Since it's Make a Will week, now is a great time to talk about charitable bequests. Charitable bequests are gifts to a charity (or several charities) that are set out in your will and paid from your estate after you pass away. You can specify a particular amount that you want to give, or - if you're concerned that the value of your estate may change as you get older - you can give a certain fraction of your estate to charity.
Many people worry about providing adequately for their families when making a will. That's a reasonable concern - the Wills, Estates and Succession Act in BC requires a will-maker to "make adequate provision for the proper maintenance and support of the will-maker's spouse or children" in their will.
However, there are lots of ways to make a will that will allow you to ensure that your family is provided for while still giving you the opportunity to leave a legacy in your community. If making a charitable bequest in your will is a priority for you, make sure to let your lawyer know when they are helping you make your will.
Other Ways to Give
Depending on how your estate is structured, there can be many other ways to give. For instance, you can choose to name a charity as a beneficiary on a new or existing life insurance policy, which can allow you to leave a significant legacy by making small premium payments over time.
For very large gifts, some charities can help you set up charitable remainder trusts, which will continue to generate income for the charity well into the future. Some charities can also accept gifts of valuable property, like real estate, and use them in carrying out their charitable missions.
If charitable giving is a priority for you in planning your estate, our lawyers can help walk you through options that will work best for you. To set an appointment to make or update your will, contact us!
April 8 to 14, 2018 is Make a Will week in British Columbia! If you're one of the 45% of BC residents who don't have a valid will, consider setting an appointment this week to make a new will or update an old will.
Making a will is the best way to ensure that your wishes will be respected after you're gone, and will help you avoid the kinds of conflicts that can lead to estate litigation. Unfortunately, as CTV News reported last year, inheritance disputes are on the rise in BC. In that feature, CTV spoke to our senior partner Michael Mark about planning to avoid common conflicts that can lead to estate litigation.
Making a will also gives you the chance to give back to your community by making bequests to charities that are meaningful to you. Our lawyers can help you to plan charitable gifts in your will so that they're as effective as possible for the causes you care about. To learn more about the benefits of planned giving, check out this article from the Canadian Association of Gift Planners.

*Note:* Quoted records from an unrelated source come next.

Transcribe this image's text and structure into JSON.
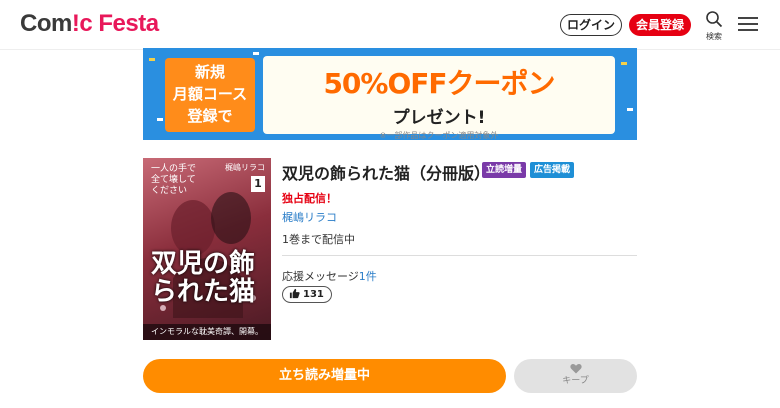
{
  "header": {
    "logo_prefix": "Com",
    "logo_accent": "!c",
    "logo_suffix": " Festa",
    "login_label": "ログイン",
    "register_label": "会員登録",
    "search_label": "検索"
  },
  "banner": {
    "left_text": "新規\n月額コース\n登録で",
    "main_text": "50%OFFクーポン",
    "sub_text": "プレゼント!",
    "note": "※一部作品はクーポン適用対象外"
  },
  "book": {
    "title": "双児の飾られた猫（分冊版）",
    "badges": [
      "立読増量",
      "広告掲載"
    ],
    "exclusive": "独占配信！",
    "author": "梶嶋リラコ",
    "delivery": "1巻まで配信中",
    "cheer_label": "応援メッセージ",
    "cheer_count": "1件",
    "likes": "131"
  },
  "cover": {
    "tagline": "一人の手で\n全て壊して\nください",
    "author": "梶嶋リラコ",
    "volume": "1",
    "title": "双児の飾られた猫",
    "bottom_text": "インモラルな耽美奇譚、開幕。"
  },
  "actions": {
    "read_label": "立ち読み増量中",
    "keep_label": "キープ"
  },
  "colors": {
    "brand_red": "#e60012",
    "accent_orange": "#ff8c00",
    "link_blue": "#2a7dc8",
    "badge_purple": "#7a3aa8",
    "badge_blue": "#1e8fd6"
  }
}
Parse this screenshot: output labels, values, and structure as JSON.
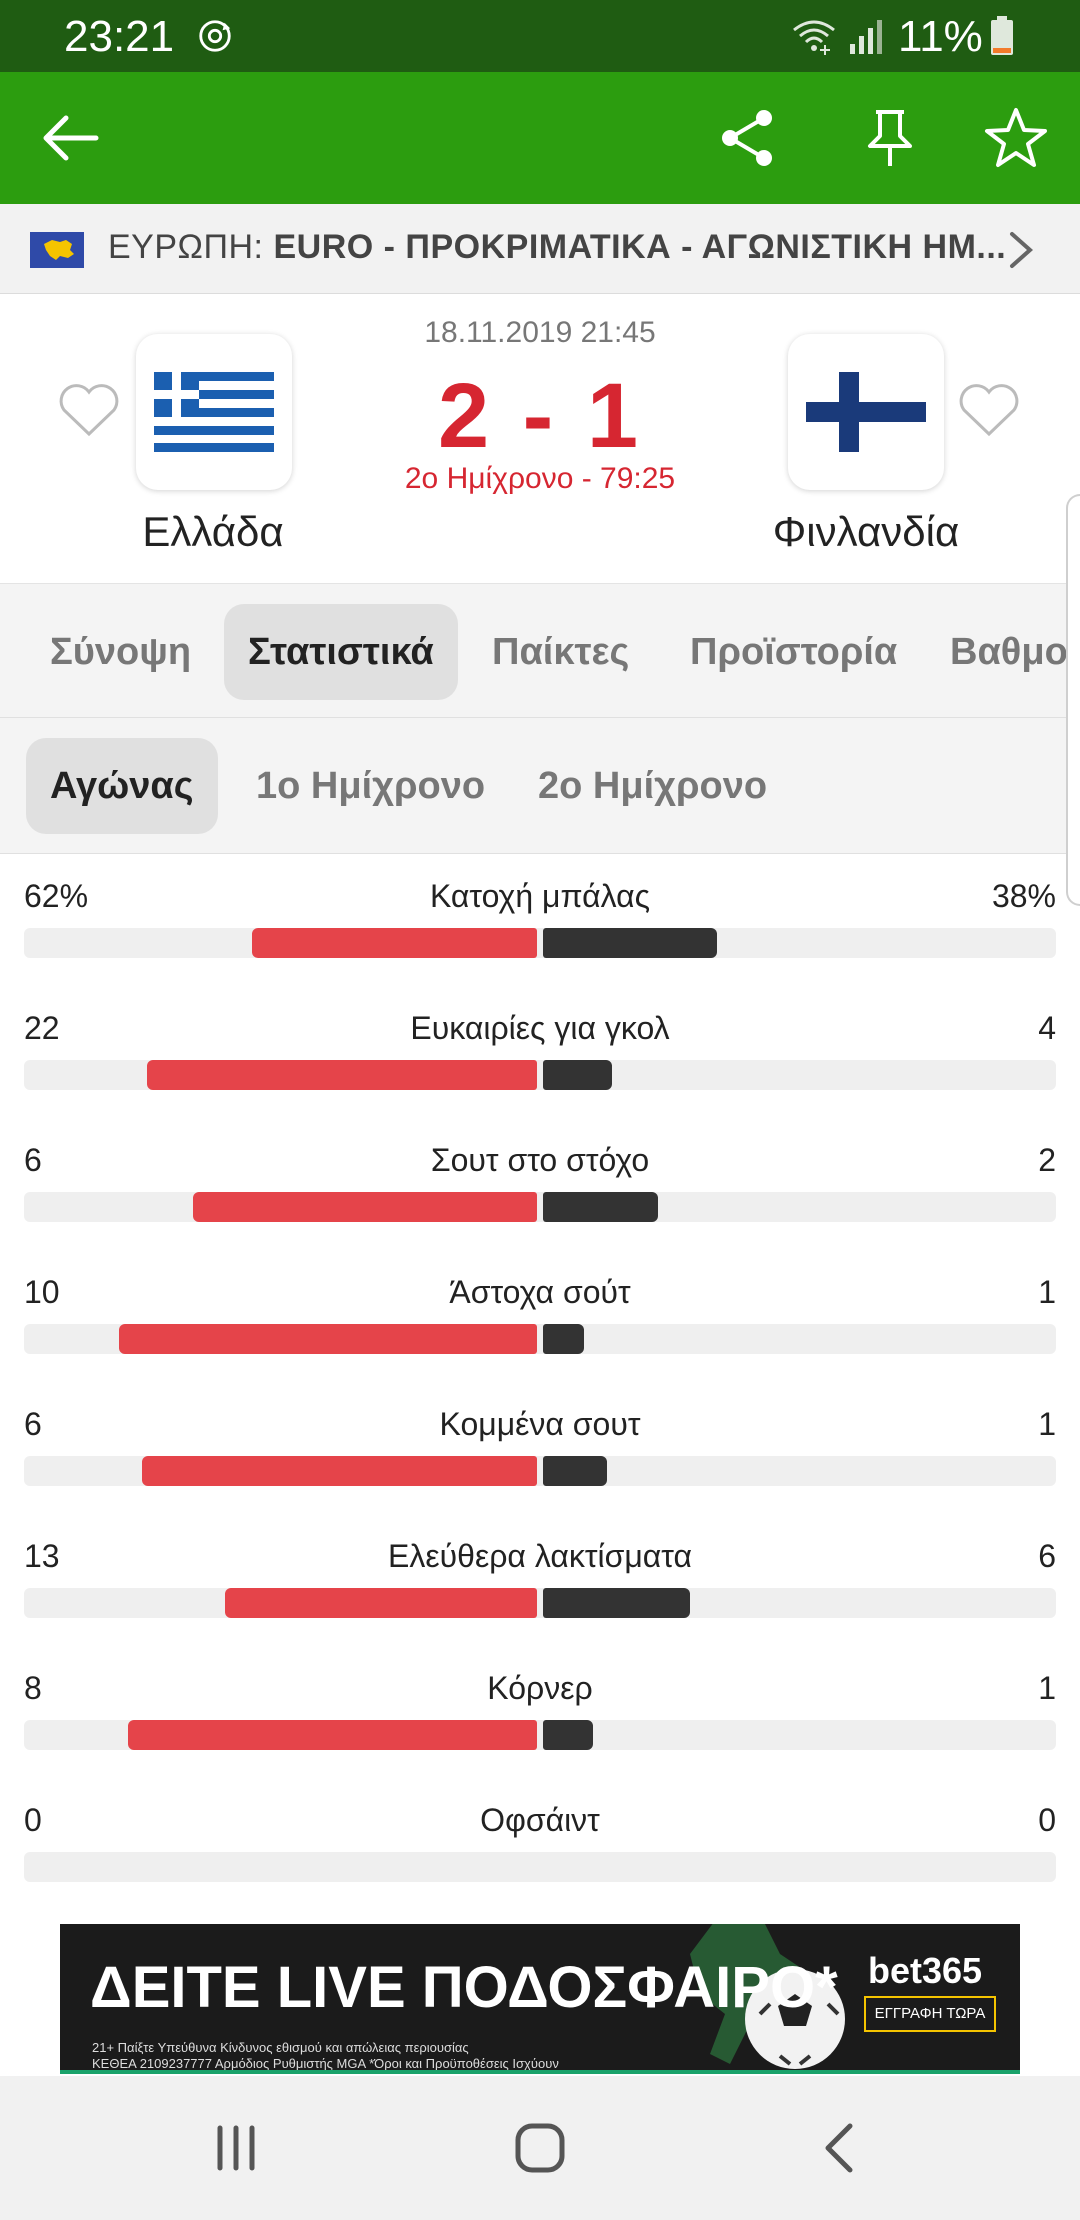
{
  "status_bar": {
    "time": "23:21",
    "battery": "11%",
    "icons": [
      "sync-icon",
      "wifi-icon",
      "signal-icon",
      "battery-icon"
    ]
  },
  "app_bar": {
    "icons": [
      "back-arrow-icon",
      "share-icon",
      "pin-icon",
      "star-icon"
    ]
  },
  "competition": {
    "region": "ΕΥΡΩΠΗ:",
    "name": "EURO - ΠΡΟΚΡΙΜΑΤΙΚΑ - ΑΓΩΝΙΣΤΙΚΗ ΗΜ..."
  },
  "match": {
    "datetime": "18.11.2019 21:45",
    "score": "2 - 1",
    "status": "2ο Ημίχρονο - 79:25",
    "home_team": "Ελλάδα",
    "away_team": "Φινλανδία",
    "accent_color": "#d62631"
  },
  "tabs": [
    {
      "label": "Σύνοψη"
    },
    {
      "label": "Στατιστικά"
    },
    {
      "label": "Παίκτες"
    },
    {
      "label": "Προϊστορία"
    },
    {
      "label": "Βαθμο"
    }
  ],
  "subtabs": [
    {
      "label": "Αγώνας"
    },
    {
      "label": "1ο Ημίχρονο"
    },
    {
      "label": "2ο Ημίχρονο"
    }
  ],
  "colors": {
    "home_bar": "#e5444a",
    "away_bar": "#333333",
    "app_green": "#2c9d0f",
    "status_green": "#1f5c12"
  },
  "stats": [
    {
      "label": "Κατοχή μπάλας",
      "home": "62%",
      "away": "38%",
      "home_fraction": 0.62,
      "away_fraction": 0.38
    },
    {
      "label": "Ευκαιρίες για γκολ",
      "home": "22",
      "away": "4",
      "home_fraction": 0.85,
      "away_fraction": 0.15
    },
    {
      "label": "Σουτ στο στόχο",
      "home": "6",
      "away": "2",
      "home_fraction": 0.75,
      "away_fraction": 0.25
    },
    {
      "label": "Άστοχα σούτ",
      "home": "10",
      "away": "1",
      "home_fraction": 0.91,
      "away_fraction": 0.09
    },
    {
      "label": "Κομμένα σουτ",
      "home": "6",
      "away": "1",
      "home_fraction": 0.86,
      "away_fraction": 0.14
    },
    {
      "label": "Ελεύθερα λακτίσματα",
      "home": "13",
      "away": "6",
      "home_fraction": 0.68,
      "away_fraction": 0.32
    },
    {
      "label": "Κόρνερ",
      "home": "8",
      "away": "1",
      "home_fraction": 0.89,
      "away_fraction": 0.11
    },
    {
      "label": "Οφσάιντ",
      "home": "0",
      "away": "0",
      "home_fraction": 0,
      "away_fraction": 0
    }
  ],
  "ad": {
    "headline": "ΔΕΙΤΕ LIVE ΠΟΔΟΣΦΑΙΡΟ*",
    "brand": "bet365",
    "cta": "ΕΓΓΡΑΦΗ ΤΩΡΑ",
    "fine_print_1": "21+  Παίξτε Υπεύθυνα     Κίνδυνος εθισμού και απώλειας περιουσίας",
    "fine_print_2": "ΚΕΘΕΑ 2109237777   Αρμόδιος Ρυθμιστής MGA     *Όροι και Προϋποθέσεις Ισχύουν"
  },
  "nav_bar": {
    "icons": [
      "recent-apps-icon",
      "home-icon",
      "back-icon"
    ]
  }
}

If you're interested in making or updating a will, please contact us! Our lawyers are happy to help build an estate plan that works for you.